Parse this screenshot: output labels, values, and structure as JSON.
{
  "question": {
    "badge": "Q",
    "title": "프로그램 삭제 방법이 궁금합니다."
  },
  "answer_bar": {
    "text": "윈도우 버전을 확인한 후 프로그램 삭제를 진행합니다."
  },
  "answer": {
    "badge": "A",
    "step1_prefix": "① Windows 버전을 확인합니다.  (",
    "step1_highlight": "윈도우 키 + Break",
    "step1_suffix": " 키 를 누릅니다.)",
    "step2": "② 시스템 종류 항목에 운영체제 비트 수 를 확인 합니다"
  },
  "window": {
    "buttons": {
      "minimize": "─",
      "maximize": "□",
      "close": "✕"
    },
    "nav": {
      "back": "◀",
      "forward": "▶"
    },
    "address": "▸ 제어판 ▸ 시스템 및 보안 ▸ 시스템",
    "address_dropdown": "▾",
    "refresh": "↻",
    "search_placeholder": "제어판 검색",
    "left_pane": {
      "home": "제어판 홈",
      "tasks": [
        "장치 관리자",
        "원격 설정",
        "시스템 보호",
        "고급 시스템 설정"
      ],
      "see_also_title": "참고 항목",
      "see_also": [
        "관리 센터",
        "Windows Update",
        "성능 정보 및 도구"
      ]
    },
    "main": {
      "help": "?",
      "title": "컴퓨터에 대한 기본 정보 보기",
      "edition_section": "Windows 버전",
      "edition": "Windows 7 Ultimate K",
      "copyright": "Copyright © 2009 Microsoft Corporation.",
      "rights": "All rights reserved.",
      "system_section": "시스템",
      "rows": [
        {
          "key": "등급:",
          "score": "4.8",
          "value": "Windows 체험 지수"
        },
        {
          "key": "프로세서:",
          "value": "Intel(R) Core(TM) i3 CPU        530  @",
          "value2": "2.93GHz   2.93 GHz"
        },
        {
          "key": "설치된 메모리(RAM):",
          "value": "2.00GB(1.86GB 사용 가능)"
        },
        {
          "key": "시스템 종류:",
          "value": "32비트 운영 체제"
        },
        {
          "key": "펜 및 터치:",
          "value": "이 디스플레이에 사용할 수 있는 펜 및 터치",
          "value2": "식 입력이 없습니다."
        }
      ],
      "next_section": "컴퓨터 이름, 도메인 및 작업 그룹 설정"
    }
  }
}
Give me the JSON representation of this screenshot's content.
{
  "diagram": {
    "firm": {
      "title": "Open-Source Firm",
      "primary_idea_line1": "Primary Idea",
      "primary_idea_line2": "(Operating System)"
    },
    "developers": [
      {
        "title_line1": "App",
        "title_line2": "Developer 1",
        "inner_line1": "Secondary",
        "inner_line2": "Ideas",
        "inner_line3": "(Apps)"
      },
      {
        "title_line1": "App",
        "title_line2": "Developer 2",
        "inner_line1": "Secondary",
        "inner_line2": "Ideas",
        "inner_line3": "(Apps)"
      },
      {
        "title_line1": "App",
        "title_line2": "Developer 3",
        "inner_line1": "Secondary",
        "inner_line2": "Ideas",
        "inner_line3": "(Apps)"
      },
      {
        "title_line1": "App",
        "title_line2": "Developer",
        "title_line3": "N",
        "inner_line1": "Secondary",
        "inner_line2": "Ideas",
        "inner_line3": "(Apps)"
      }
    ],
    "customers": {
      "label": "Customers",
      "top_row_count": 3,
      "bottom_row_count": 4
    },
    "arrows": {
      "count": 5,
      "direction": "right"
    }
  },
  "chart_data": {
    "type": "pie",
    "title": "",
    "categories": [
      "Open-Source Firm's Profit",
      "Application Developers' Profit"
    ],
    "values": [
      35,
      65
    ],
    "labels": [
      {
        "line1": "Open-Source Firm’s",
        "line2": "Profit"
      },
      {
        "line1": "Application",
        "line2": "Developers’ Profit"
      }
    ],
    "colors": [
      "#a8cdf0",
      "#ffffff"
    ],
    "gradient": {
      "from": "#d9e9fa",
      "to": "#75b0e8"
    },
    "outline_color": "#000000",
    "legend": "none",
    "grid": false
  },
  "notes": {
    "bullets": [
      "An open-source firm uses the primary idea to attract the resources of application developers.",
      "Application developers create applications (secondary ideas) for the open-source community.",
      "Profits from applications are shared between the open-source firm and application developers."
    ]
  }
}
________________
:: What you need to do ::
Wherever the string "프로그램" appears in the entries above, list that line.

:: Written solution ::
    "title": "프로그램 삭제 방법이 궁금합니다."
    "text": "윈도우 버전을 확인한 후 프로그램 삭제를 진행합니다."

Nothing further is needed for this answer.